I recently visited a photographic exhibition on China's 50 golden years of Communism celebration. But through Fritz Hoffmann's photographs, and one has to wonder what the authorities now mean by their catch-all term, "socialism with Chinese characteristics".

Shanghai was the city of firsts for China: the first electric trams, the first stock market, the first night clubs, the first movie industry. It was also the city of superlatives, possessing the tallest buildings, the most banks, the cleverest entrepreneurs, the best products, the freest press, the fullest cultural life, the fiercest gangsters, and the grandest gambling dens.

Its women, clad in body-hugging "qipao" (Chinese costume), were the country's most stylish, and its prostitutes the most numerous. Shanghai grew into China's leading commercial, financial, industrial, and cultural center, thanks to its strategic location, the know-how of its occupiers, and the resourcefulness of its Chinese inhabitants, many of whom had migrated to Shanghai from the provinces. To the world, Shanghai became known as the Paris of the East, and the greatest city in Asia. To traditional Chinese in the interior, it was a den of iniquity bereft of Chinese virtues. To the Shanghainese and their more open-minded compatriots, it was the definition of Chinese modernity.

Before I left for Shanghai, I recall trying to convince families and friends it will be nostalgic to live and work.

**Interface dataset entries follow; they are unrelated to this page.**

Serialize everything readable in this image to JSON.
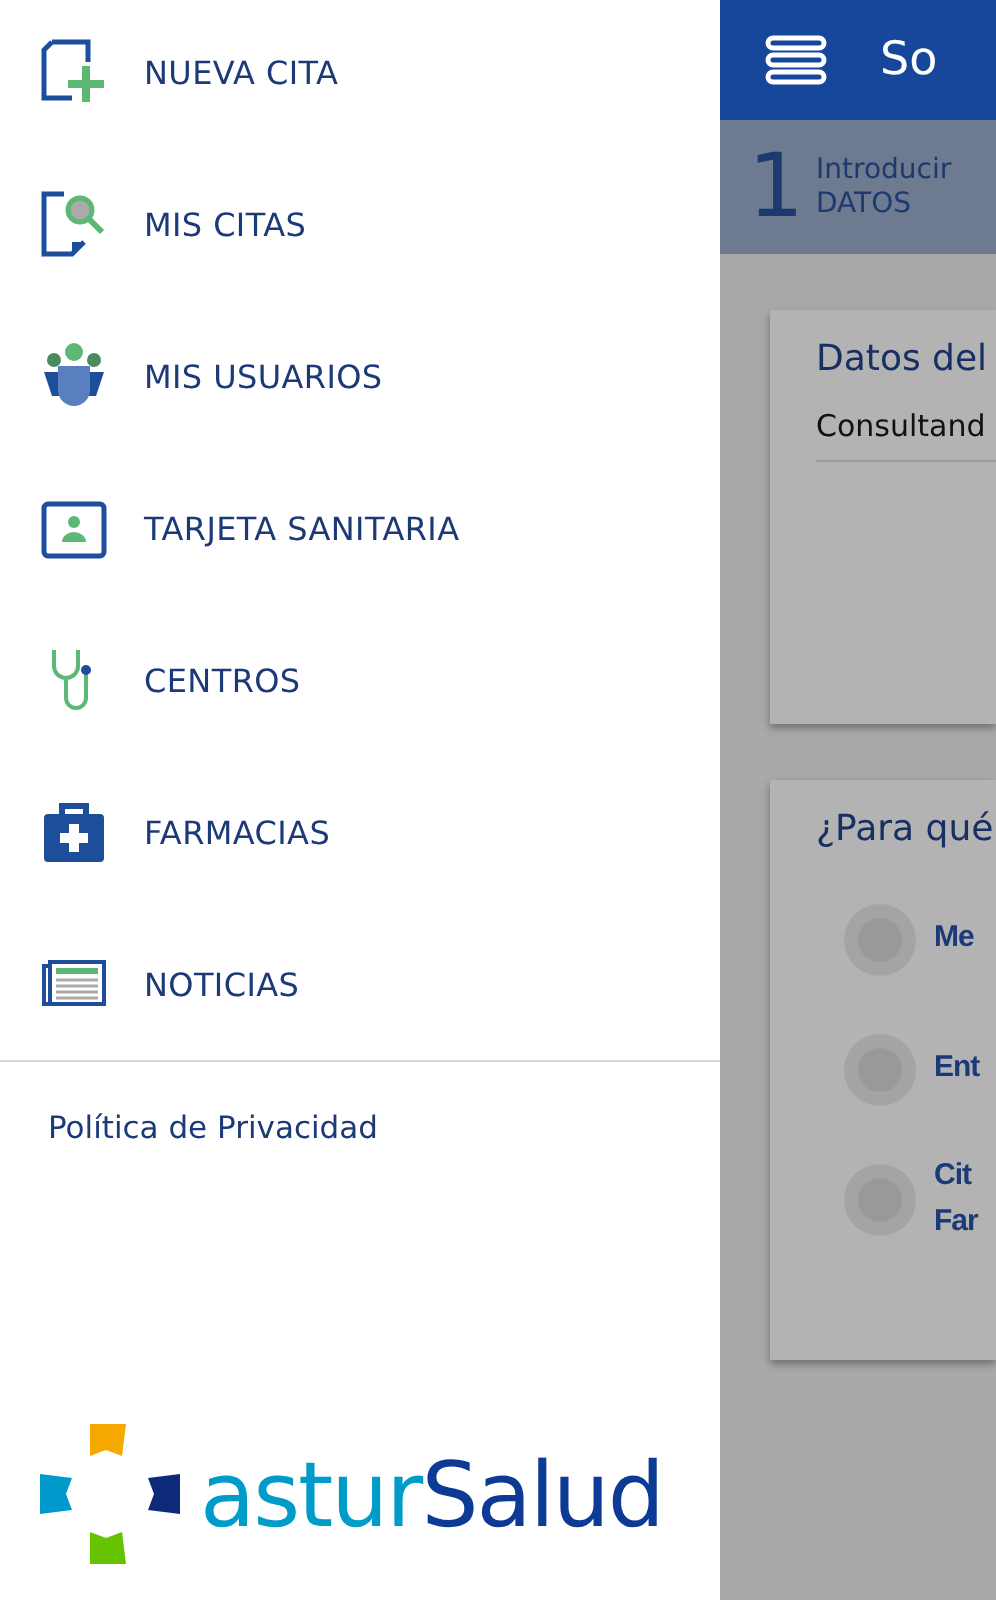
{
  "drawer": {
    "items": [
      {
        "kind": "new",
        "label": "NUEVA CITA"
      },
      {
        "kind": "search",
        "label": "MIS CITAS"
      },
      {
        "kind": "users",
        "label": "MIS USUARIOS"
      },
      {
        "kind": "card",
        "label": "TARJETA SANITARIA"
      },
      {
        "kind": "stethoscope",
        "label": "CENTROS"
      },
      {
        "kind": "kit",
        "label": "FARMACIAS"
      },
      {
        "kind": "news",
        "label": "NOTICIAS"
      }
    ],
    "privacy_link": "Política de Privacidad",
    "logo": {
      "part_1": "astur",
      "part_2": "Salud"
    }
  },
  "app": {
    "title": "So",
    "step": {
      "number": "1",
      "line_1": "Introducir",
      "line_2": "DATOS"
    },
    "card_1": {
      "title": "Datos del",
      "text": "Consultand"
    },
    "card_2": {
      "title": "¿Para qué",
      "options": [
        {
          "label": "Me",
          "selected": false
        },
        {
          "label": "Ent",
          "selected": false
        },
        {
          "label": "Cit Far",
          "selected": false
        }
      ]
    }
  }
}
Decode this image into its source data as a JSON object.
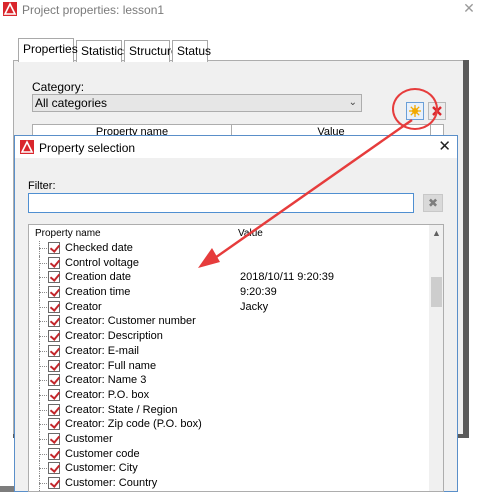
{
  "back_window": {
    "title": "Project properties: lesson1",
    "close_glyph": "✕",
    "tabs": [
      {
        "label": "Properties"
      },
      {
        "label": "Statistics"
      },
      {
        "label": "Structure"
      },
      {
        "label": "Status"
      }
    ],
    "category_label": "Category:",
    "category_value": "All categories",
    "new_property_icon": "new-property-icon",
    "delete_property_icon": "delete-icon",
    "grid_headers": [
      "Property name",
      "Value"
    ],
    "app_icon_color": "#d9262c"
  },
  "dialog": {
    "title": "Property selection",
    "close_glyph": "✕",
    "filter_label": "Filter:",
    "filter_value": "",
    "clear_glyph": "✖",
    "list_headers": {
      "name": "Property name",
      "value": "Value"
    },
    "rows": [
      {
        "name": "Checked date",
        "value": ""
      },
      {
        "name": "Control voltage",
        "value": ""
      },
      {
        "name": "Creation date",
        "value": "2018/10/11 9:20:39"
      },
      {
        "name": "Creation time",
        "value": "9:20:39"
      },
      {
        "name": "Creator",
        "value": "Jacky"
      },
      {
        "name": "Creator: Customer number",
        "value": ""
      },
      {
        "name": "Creator: Description",
        "value": ""
      },
      {
        "name": "Creator: E-mail",
        "value": ""
      },
      {
        "name": "Creator: Full name",
        "value": ""
      },
      {
        "name": "Creator: Name 3",
        "value": ""
      },
      {
        "name": "Creator: P.O. box",
        "value": ""
      },
      {
        "name": "Creator: State / Region",
        "value": ""
      },
      {
        "name": "Creator: Zip code (P.O. box)",
        "value": ""
      },
      {
        "name": "Customer",
        "value": ""
      },
      {
        "name": "Customer code",
        "value": ""
      },
      {
        "name": "Customer: City",
        "value": ""
      },
      {
        "name": "Customer: Country",
        "value": ""
      }
    ]
  },
  "colors": {
    "annotation_red": "#e63c3c",
    "check_red": "#c3262b",
    "focus_blue": "#4f8fd1"
  }
}
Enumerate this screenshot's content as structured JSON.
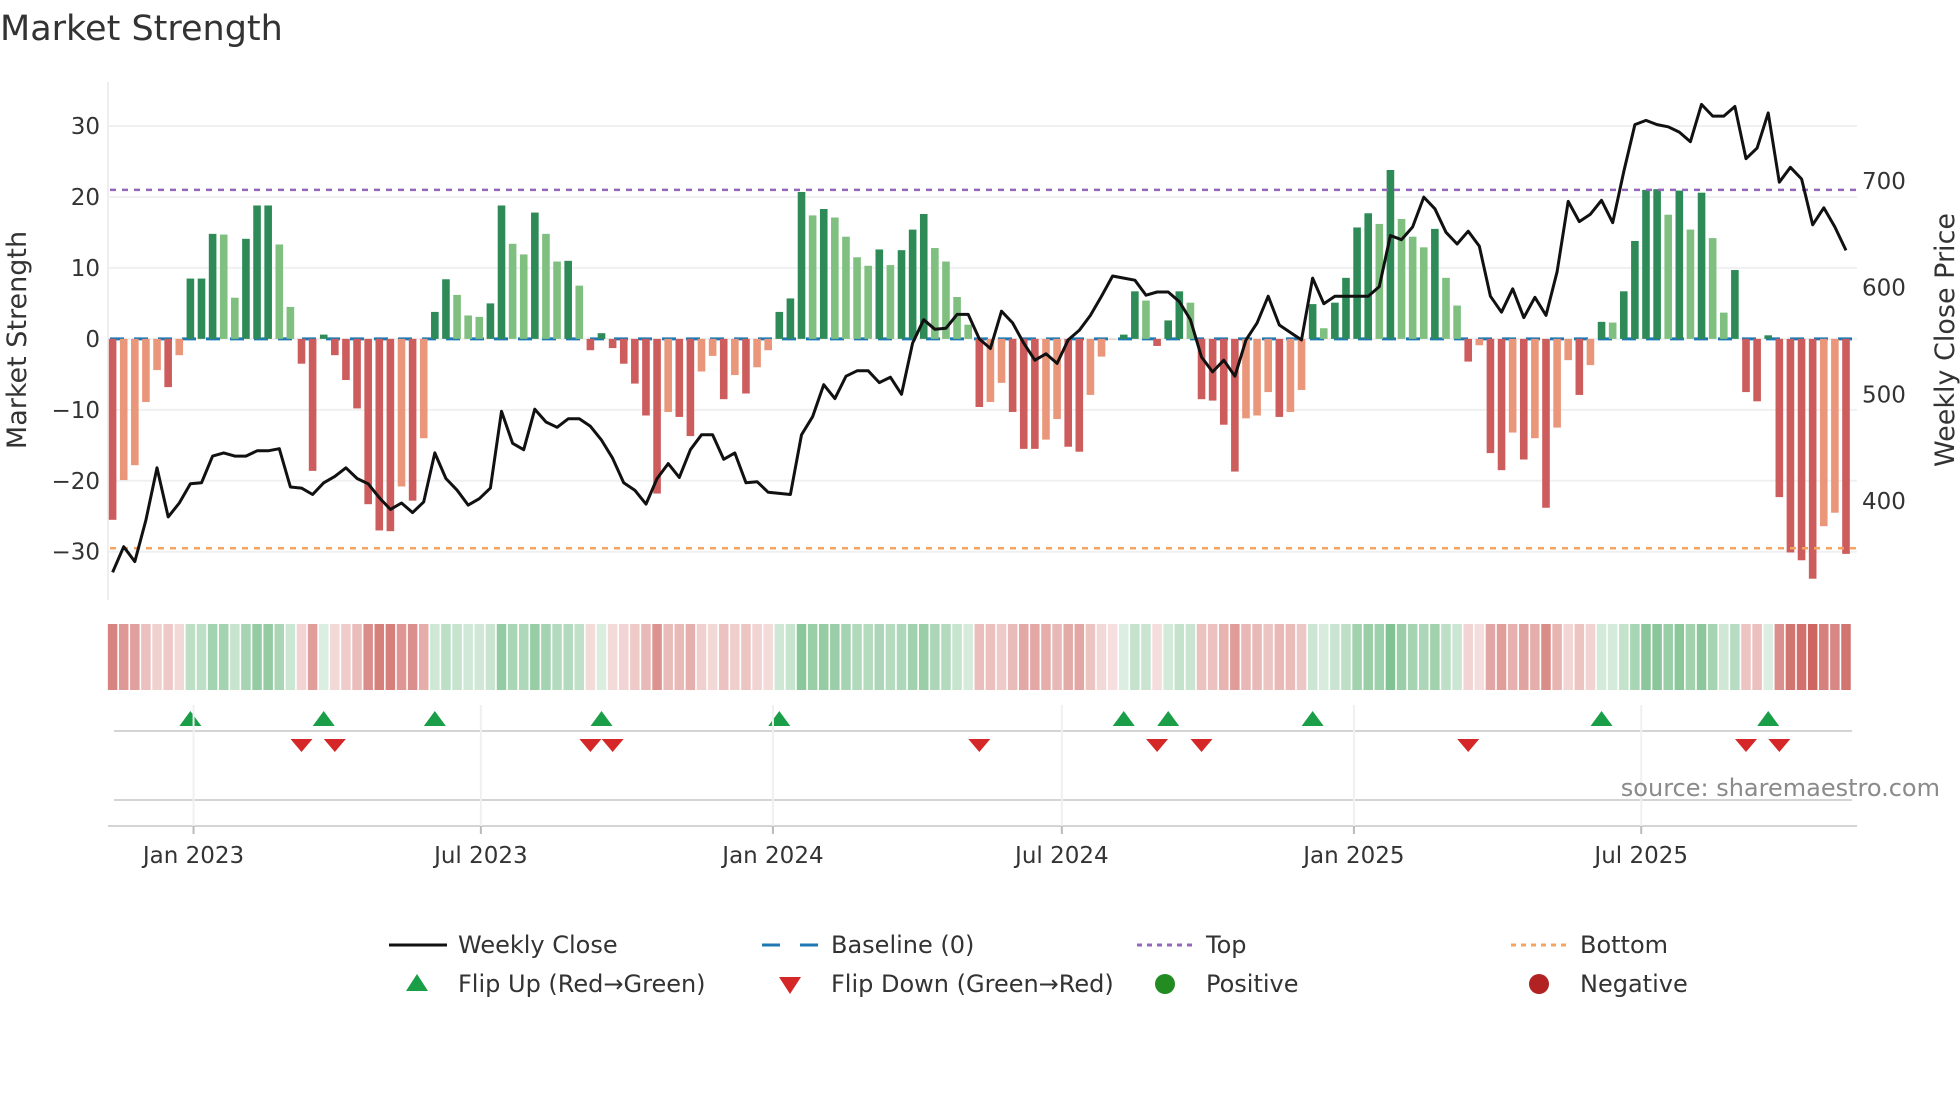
{
  "title": "Market Strength",
  "source": "source: sharemaestro.com",
  "colors": {
    "strong_positive": "#2e8b57",
    "weak_positive": "#7fbf7f",
    "strong_negative": "#cd5c5c",
    "weak_negative": "#e9967a",
    "weekly_close": "#111111",
    "baseline": "#1f77b4",
    "top": "#9467bd",
    "bottom": "#f4a460",
    "flip_up": "#1a9e48",
    "flip_down": "#d62728",
    "positive": "#228b22",
    "negative": "#b22222"
  },
  "chart_data": {
    "type": "bar+line",
    "ylabel": "Market Strength",
    "y2label": "Weekly Close Price",
    "ylim": [
      -36.8,
      36.2
    ],
    "y2lim": [
      307,
      793
    ],
    "yticks": [
      -30,
      -20,
      -10,
      0,
      10,
      20,
      30
    ],
    "y2ticks": [
      400,
      500,
      600,
      700
    ],
    "grid": true,
    "legend_placement": "bottom",
    "top_level": 21,
    "bottom_level": -29.5,
    "baseline": 0,
    "xticks": [
      {
        "date": "2023-01-01",
        "label": "Jan 2023"
      },
      {
        "date": "2023-07-01",
        "label": "Jul 2023"
      },
      {
        "date": "2024-01-01",
        "label": "Jan 2024"
      },
      {
        "date": "2024-07-01",
        "label": "Jul 2024"
      },
      {
        "date": "2025-01-01",
        "label": "Jan 2025"
      },
      {
        "date": "2025-07-01",
        "label": "Jul 2025"
      }
    ],
    "dates": [
      "2022-11-11",
      "2022-11-18",
      "2022-11-25",
      "2022-12-02",
      "2022-12-09",
      "2022-12-16",
      "2022-12-23",
      "2022-12-30",
      "2023-01-06",
      "2023-01-13",
      "2023-01-20",
      "2023-01-27",
      "2023-02-03",
      "2023-02-10",
      "2023-02-17",
      "2023-02-24",
      "2023-03-03",
      "2023-03-10",
      "2023-03-17",
      "2023-03-24",
      "2023-03-31",
      "2023-04-07",
      "2023-04-14",
      "2023-04-21",
      "2023-04-28",
      "2023-05-05",
      "2023-05-12",
      "2023-05-19",
      "2023-05-26",
      "2023-06-02",
      "2023-06-09",
      "2023-06-16",
      "2023-06-23",
      "2023-06-30",
      "2023-07-07",
      "2023-07-14",
      "2023-07-21",
      "2023-07-28",
      "2023-08-04",
      "2023-08-11",
      "2023-08-18",
      "2023-08-25",
      "2023-09-01",
      "2023-09-08",
      "2023-09-15",
      "2023-09-22",
      "2023-09-29",
      "2023-10-06",
      "2023-10-13",
      "2023-10-20",
      "2023-10-27",
      "2023-11-03",
      "2023-11-10",
      "2023-11-17",
      "2023-11-24",
      "2023-12-01",
      "2023-12-08",
      "2023-12-15",
      "2023-12-22",
      "2023-12-29",
      "2024-01-05",
      "2024-01-12",
      "2024-01-19",
      "2024-01-26",
      "2024-02-02",
      "2024-02-09",
      "2024-02-16",
      "2024-02-23",
      "2024-03-01",
      "2024-03-08",
      "2024-03-15",
      "2024-03-22",
      "2024-03-29",
      "2024-04-05",
      "2024-04-12",
      "2024-04-19",
      "2024-04-26",
      "2024-05-03",
      "2024-05-10",
      "2024-05-17",
      "2024-05-24",
      "2024-05-31",
      "2024-06-07",
      "2024-06-14",
      "2024-06-21",
      "2024-06-28",
      "2024-07-05",
      "2024-07-12",
      "2024-07-19",
      "2024-07-26",
      "2024-08-02",
      "2024-08-09",
      "2024-08-16",
      "2024-08-23",
      "2024-08-30",
      "2024-09-06",
      "2024-09-13",
      "2024-09-20",
      "2024-09-27",
      "2024-10-04",
      "2024-10-11",
      "2024-10-18",
      "2024-10-25",
      "2024-11-01",
      "2024-11-08",
      "2024-11-15",
      "2024-11-22",
      "2024-11-29",
      "2024-12-06",
      "2024-12-13",
      "2024-12-20",
      "2024-12-27",
      "2025-01-03",
      "2025-01-10",
      "2025-01-17",
      "2025-01-24",
      "2025-01-31",
      "2025-02-07",
      "2025-02-14",
      "2025-02-21",
      "2025-02-28",
      "2025-03-07",
      "2025-03-14",
      "2025-03-21",
      "2025-03-28",
      "2025-04-04",
      "2025-04-11",
      "2025-04-18",
      "2025-04-25",
      "2025-05-02",
      "2025-05-09",
      "2025-05-16",
      "2025-05-23",
      "2025-05-30",
      "2025-06-06",
      "2025-06-13",
      "2025-06-20",
      "2025-06-27",
      "2025-07-04",
      "2025-07-11",
      "2025-07-18",
      "2025-07-25",
      "2025-08-01",
      "2025-08-08",
      "2025-08-15",
      "2025-08-22",
      "2025-08-29",
      "2025-09-05",
      "2025-09-12",
      "2025-09-19",
      "2025-09-26",
      "2025-10-03",
      "2025-10-10",
      "2025-10-17",
      "2025-10-24",
      "2025-10-31",
      "2025-11-07"
    ],
    "strength": [
      -25.5,
      -19.9,
      -17.8,
      -8.9,
      -4.4,
      -6.8,
      -2.3,
      8.5,
      8.5,
      14.8,
      14.7,
      5.8,
      14.1,
      18.8,
      18.8,
      13.3,
      4.5,
      -3.5,
      -18.6,
      0.6,
      -2.3,
      -5.8,
      -9.8,
      -23.3,
      -27,
      -27.1,
      -20.8,
      -22.8,
      -14,
      3.8,
      8.4,
      6.2,
      3.3,
      3.1,
      5,
      18.8,
      13.4,
      11.9,
      17.8,
      14.8,
      10.9,
      11,
      7.5,
      -1.6,
      0.8,
      -1.3,
      -3.5,
      -6.3,
      -10.8,
      -21.8,
      -10.3,
      -11,
      -13.7,
      -4.6,
      -2.4,
      -8.5,
      -5.1,
      -7.7,
      -4,
      -1.6,
      3.8,
      5.7,
      20.7,
      17.4,
      18.3,
      17.1,
      14.4,
      11.5,
      10.3,
      12.6,
      10.4,
      12.5,
      15.4,
      17.6,
      12.8,
      10.9,
      5.9,
      2,
      -9.6,
      -8.9,
      -6.2,
      -10.3,
      -15.5,
      -15.5,
      -14.2,
      -11.3,
      -15.2,
      -15.9,
      -7.9,
      -2.5,
      0,
      0.6,
      6.7,
      5.4,
      -1,
      2.6,
      6.7,
      5.1,
      -8.5,
      -8.7,
      -12.1,
      -18.7,
      -11.2,
      -10.8,
      -7.5,
      -11,
      -10.3,
      -7.2,
      4.9,
      1.5,
      5.1,
      8.6,
      15.7,
      17.7,
      16.2,
      23.8,
      16.9,
      14.4,
      12.9,
      15.5,
      8.6,
      4.7,
      -3.2,
      -0.9,
      -16.1,
      -18.5,
      -13.2,
      -17,
      -14,
      -23.8,
      -12.5,
      -3,
      -7.9,
      -3.7,
      2.4,
      2.3,
      6.7,
      13.8,
      21,
      21.1,
      17.5,
      20.9,
      15.4,
      20.6,
      14.2,
      3.7,
      9.7,
      -7.5,
      -8.8,
      0.5,
      -22.3,
      -30.1,
      -31.2,
      -33.8,
      -26.4,
      -24.5,
      -30.3
    ],
    "weekly_close": [
      333,
      357,
      343,
      382,
      431,
      385,
      398,
      416,
      417,
      442,
      445,
      442,
      442,
      447,
      447,
      449,
      413,
      412,
      406,
      417,
      423,
      431,
      421,
      416,
      403,
      392,
      398,
      389,
      399,
      445,
      421,
      410,
      396,
      402,
      412,
      484,
      454,
      448,
      486,
      474,
      469,
      477,
      477,
      470,
      457,
      440,
      417,
      410,
      397,
      421,
      435,
      422,
      448,
      462,
      462,
      439,
      445,
      417,
      418,
      408,
      407,
      406,
      462,
      479,
      509,
      496,
      517,
      522,
      522,
      511,
      516,
      500,
      548,
      570,
      561,
      562,
      575,
      575,
      552,
      543,
      578,
      567,
      548,
      532,
      538,
      529,
      551,
      560,
      574,
      592,
      611,
      609,
      607,
      593,
      596,
      596,
      587,
      570,
      535,
      521,
      532,
      517,
      551,
      567,
      592,
      565,
      558,
      551,
      609,
      585,
      592,
      592,
      592,
      592,
      601,
      649,
      645,
      657,
      685,
      674,
      652,
      641,
      653,
      639,
      592,
      577,
      599,
      572,
      591,
      574,
      615,
      681,
      662,
      669,
      682,
      661,
      709,
      753,
      757,
      753,
      751,
      746,
      737,
      772,
      761,
      761,
      770,
      721,
      731,
      764,
      699,
      713,
      702,
      659,
      675,
      657,
      635
    ],
    "legend": [
      {
        "key": "weekly_close",
        "label": "Weekly Close"
      },
      {
        "key": "baseline",
        "label": "Baseline (0)"
      },
      {
        "key": "top",
        "label": "Top"
      },
      {
        "key": "bottom",
        "label": "Bottom"
      },
      {
        "key": "flip_up",
        "label": "Flip Up (Red→Green)"
      },
      {
        "key": "flip_down",
        "label": "Flip Down (Green→Red)"
      },
      {
        "key": "positive",
        "label": "Positive"
      },
      {
        "key": "negative",
        "label": "Negative"
      }
    ]
  }
}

Inevitably their chin would sink into their neck, their nose would crinkle up on one side and they would ask: "Why?" Their incredulity was based mostly on vague impressions of a Chinese communist country and of students being run over by government tanks in Beijing in 1989. They obviously thought I was completely out of my mind and absolutely crazy to leave the tree-lined streets, sun and sea breezed dwellings and modern comforts of the city, in exchange for that.